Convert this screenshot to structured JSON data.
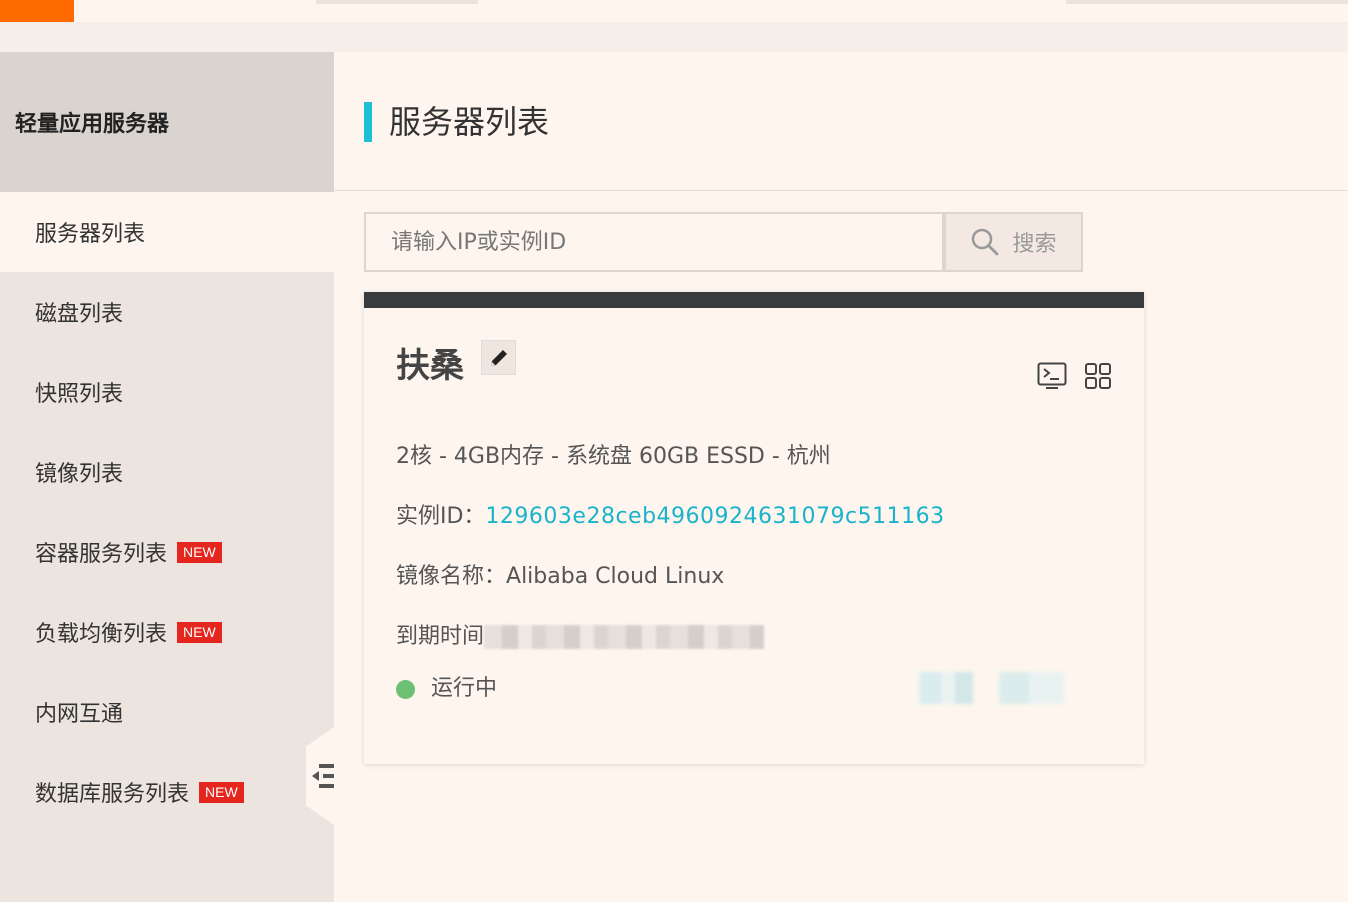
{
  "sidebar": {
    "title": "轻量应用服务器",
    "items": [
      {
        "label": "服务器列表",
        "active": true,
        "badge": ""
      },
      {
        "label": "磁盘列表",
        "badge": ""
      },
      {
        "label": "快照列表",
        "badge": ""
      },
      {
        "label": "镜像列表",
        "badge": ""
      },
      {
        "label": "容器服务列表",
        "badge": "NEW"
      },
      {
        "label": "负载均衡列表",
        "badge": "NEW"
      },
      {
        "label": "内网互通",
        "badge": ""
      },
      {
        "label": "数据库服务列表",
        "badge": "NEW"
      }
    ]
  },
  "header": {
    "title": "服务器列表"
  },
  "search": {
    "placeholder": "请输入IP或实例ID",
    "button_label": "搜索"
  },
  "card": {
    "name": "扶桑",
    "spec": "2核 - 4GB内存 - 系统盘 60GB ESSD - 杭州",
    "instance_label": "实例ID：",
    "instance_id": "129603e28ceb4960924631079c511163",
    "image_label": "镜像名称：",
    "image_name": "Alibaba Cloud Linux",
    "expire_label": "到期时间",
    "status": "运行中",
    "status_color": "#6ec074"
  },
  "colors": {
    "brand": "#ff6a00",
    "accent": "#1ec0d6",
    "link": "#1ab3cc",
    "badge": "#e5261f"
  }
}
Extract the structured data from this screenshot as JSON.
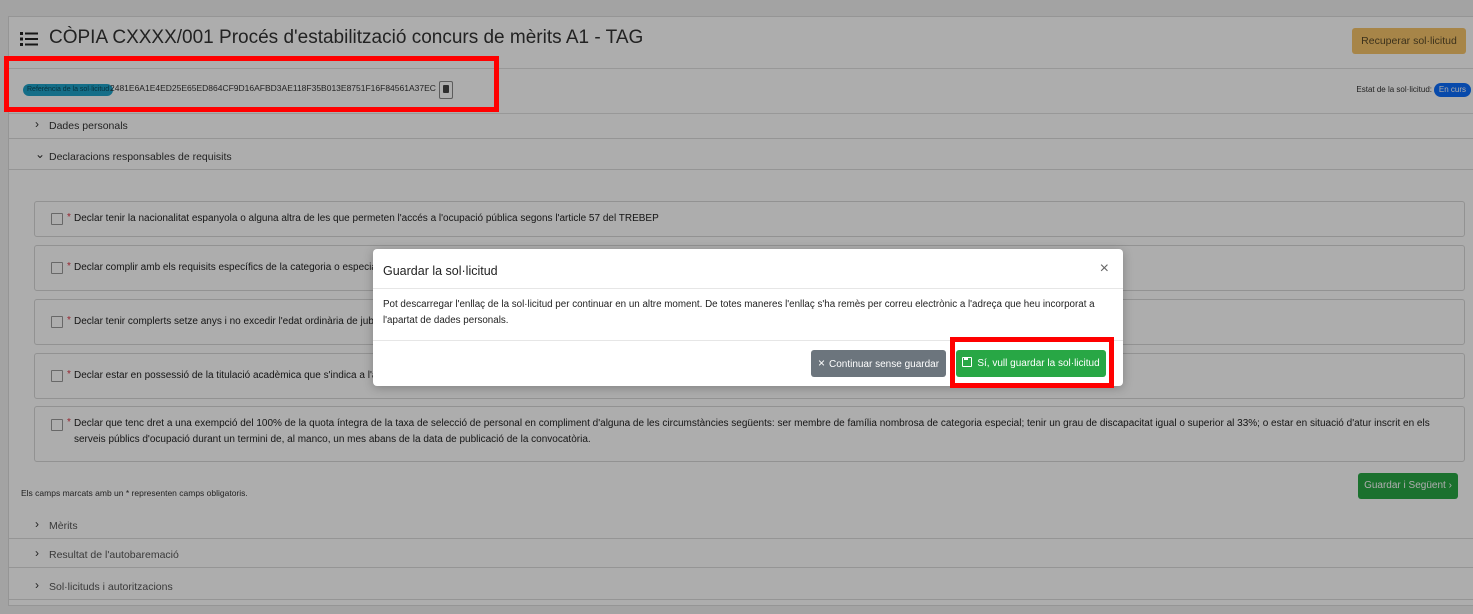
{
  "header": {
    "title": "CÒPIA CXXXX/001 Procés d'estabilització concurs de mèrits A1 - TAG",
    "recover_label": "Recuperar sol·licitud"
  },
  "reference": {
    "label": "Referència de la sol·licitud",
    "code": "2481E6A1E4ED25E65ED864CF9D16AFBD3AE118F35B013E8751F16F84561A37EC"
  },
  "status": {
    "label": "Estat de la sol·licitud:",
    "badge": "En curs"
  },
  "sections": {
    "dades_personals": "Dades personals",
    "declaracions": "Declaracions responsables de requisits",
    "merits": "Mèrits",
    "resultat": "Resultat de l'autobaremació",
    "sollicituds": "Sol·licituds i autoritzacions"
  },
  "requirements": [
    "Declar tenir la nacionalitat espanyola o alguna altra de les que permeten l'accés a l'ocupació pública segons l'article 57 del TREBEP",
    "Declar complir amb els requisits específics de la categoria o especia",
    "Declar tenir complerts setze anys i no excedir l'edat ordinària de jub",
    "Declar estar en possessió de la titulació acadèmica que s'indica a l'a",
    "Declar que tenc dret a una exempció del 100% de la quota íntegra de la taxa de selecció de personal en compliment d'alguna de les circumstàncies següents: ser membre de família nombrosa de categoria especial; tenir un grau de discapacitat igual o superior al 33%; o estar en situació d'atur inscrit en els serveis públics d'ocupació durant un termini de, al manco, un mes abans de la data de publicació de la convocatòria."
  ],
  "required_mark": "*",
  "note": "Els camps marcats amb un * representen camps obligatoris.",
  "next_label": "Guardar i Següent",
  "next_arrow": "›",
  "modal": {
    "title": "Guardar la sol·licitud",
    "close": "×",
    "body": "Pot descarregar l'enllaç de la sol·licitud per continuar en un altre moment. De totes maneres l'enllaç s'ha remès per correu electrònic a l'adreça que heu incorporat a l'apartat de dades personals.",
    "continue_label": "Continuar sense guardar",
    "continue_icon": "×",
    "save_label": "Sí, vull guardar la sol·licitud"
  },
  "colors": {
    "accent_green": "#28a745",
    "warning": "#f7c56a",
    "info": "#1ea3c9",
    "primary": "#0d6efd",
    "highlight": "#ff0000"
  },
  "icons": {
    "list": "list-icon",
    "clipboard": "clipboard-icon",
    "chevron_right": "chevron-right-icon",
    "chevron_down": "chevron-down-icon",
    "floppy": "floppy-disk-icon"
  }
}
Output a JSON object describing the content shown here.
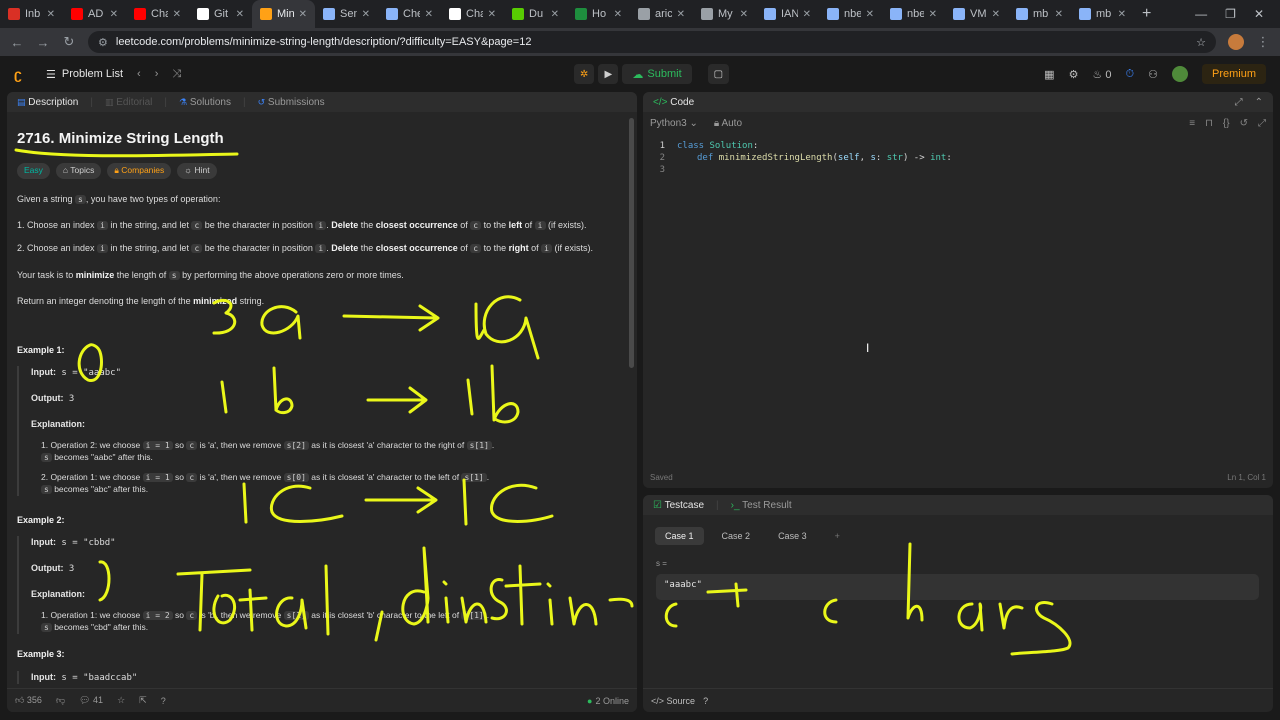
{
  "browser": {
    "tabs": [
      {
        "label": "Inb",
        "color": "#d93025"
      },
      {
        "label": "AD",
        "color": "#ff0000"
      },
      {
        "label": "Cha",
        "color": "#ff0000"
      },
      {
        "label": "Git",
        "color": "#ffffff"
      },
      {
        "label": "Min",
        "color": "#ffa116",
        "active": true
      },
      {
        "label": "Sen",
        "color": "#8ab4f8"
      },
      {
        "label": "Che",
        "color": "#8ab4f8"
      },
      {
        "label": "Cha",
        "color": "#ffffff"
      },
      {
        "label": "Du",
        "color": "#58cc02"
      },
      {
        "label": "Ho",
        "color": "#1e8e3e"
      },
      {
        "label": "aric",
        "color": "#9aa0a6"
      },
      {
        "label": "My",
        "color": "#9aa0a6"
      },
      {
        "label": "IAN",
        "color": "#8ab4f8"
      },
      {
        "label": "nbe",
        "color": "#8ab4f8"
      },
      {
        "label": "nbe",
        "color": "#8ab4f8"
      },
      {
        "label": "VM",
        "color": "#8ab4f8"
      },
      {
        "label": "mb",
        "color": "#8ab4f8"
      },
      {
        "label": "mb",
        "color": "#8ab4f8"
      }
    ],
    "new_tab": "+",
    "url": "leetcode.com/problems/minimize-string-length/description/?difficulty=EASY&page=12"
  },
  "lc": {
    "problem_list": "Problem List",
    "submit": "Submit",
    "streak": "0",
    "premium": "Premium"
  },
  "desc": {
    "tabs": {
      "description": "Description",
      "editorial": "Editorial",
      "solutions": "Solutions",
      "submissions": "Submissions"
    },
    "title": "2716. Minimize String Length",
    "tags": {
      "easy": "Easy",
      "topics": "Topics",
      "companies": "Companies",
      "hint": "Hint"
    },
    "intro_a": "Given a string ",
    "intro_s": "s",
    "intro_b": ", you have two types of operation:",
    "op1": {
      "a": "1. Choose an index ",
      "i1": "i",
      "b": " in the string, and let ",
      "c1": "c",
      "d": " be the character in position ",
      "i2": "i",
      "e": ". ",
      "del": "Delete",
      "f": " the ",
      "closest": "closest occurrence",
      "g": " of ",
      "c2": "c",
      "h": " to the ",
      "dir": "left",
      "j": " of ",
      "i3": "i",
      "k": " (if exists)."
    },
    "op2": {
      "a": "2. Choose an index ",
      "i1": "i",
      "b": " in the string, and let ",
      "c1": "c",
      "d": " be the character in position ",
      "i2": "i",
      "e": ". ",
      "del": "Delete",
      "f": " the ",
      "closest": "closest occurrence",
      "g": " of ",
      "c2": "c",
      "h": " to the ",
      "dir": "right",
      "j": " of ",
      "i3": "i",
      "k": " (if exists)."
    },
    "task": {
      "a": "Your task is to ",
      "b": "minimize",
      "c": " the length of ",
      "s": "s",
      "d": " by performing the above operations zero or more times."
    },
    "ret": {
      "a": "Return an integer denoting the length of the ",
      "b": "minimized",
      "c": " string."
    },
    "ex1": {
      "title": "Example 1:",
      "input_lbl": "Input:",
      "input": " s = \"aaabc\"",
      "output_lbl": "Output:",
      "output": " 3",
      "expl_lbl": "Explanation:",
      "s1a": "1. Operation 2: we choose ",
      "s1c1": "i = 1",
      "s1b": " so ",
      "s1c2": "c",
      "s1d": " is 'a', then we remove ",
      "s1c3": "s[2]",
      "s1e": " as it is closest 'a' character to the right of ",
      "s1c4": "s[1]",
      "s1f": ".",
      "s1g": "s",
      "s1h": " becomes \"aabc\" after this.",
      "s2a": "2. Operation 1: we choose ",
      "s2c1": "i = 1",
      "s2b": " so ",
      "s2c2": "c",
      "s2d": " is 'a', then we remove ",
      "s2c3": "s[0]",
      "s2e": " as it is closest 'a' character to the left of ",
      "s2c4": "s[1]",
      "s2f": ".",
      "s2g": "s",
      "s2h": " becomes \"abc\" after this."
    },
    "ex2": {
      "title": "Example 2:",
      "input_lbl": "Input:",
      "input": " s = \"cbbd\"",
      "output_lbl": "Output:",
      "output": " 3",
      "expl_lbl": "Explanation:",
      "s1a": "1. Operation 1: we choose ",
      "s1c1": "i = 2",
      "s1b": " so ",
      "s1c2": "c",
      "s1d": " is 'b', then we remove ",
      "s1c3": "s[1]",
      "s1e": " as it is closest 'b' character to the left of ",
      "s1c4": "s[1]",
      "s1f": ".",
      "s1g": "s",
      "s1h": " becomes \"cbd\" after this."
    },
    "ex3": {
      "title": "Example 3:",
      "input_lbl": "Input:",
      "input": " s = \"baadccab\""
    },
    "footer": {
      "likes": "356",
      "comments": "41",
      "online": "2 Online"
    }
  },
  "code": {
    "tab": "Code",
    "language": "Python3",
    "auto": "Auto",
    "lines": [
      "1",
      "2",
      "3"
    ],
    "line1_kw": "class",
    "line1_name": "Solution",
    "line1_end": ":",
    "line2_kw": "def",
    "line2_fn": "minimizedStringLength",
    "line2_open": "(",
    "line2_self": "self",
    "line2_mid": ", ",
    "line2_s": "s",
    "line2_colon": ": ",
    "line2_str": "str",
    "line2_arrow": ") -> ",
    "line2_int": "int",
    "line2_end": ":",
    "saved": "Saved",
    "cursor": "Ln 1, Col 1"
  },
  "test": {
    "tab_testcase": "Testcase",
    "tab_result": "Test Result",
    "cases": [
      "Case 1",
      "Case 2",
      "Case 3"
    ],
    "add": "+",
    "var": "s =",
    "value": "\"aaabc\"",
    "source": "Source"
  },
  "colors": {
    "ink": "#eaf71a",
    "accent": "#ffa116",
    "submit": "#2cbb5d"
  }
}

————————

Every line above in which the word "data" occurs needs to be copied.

Convert this screenshot to structured JSON data.
Extract the structured data from this screenshot as JSON.
    "Declar que tenc dret a una exempció del 100% de la quota íntegra de la taxa de selecció de personal en compliment d'alguna de les circumstàncies següents: ser membre de família nombrosa de categoria especial; tenir un grau de discapacitat igual o superior al 33%; o estar en situació d'atur inscrit en els serveis públics d'ocupació durant un termini de, al manco, un mes abans de la data de publicació de la convocatòria."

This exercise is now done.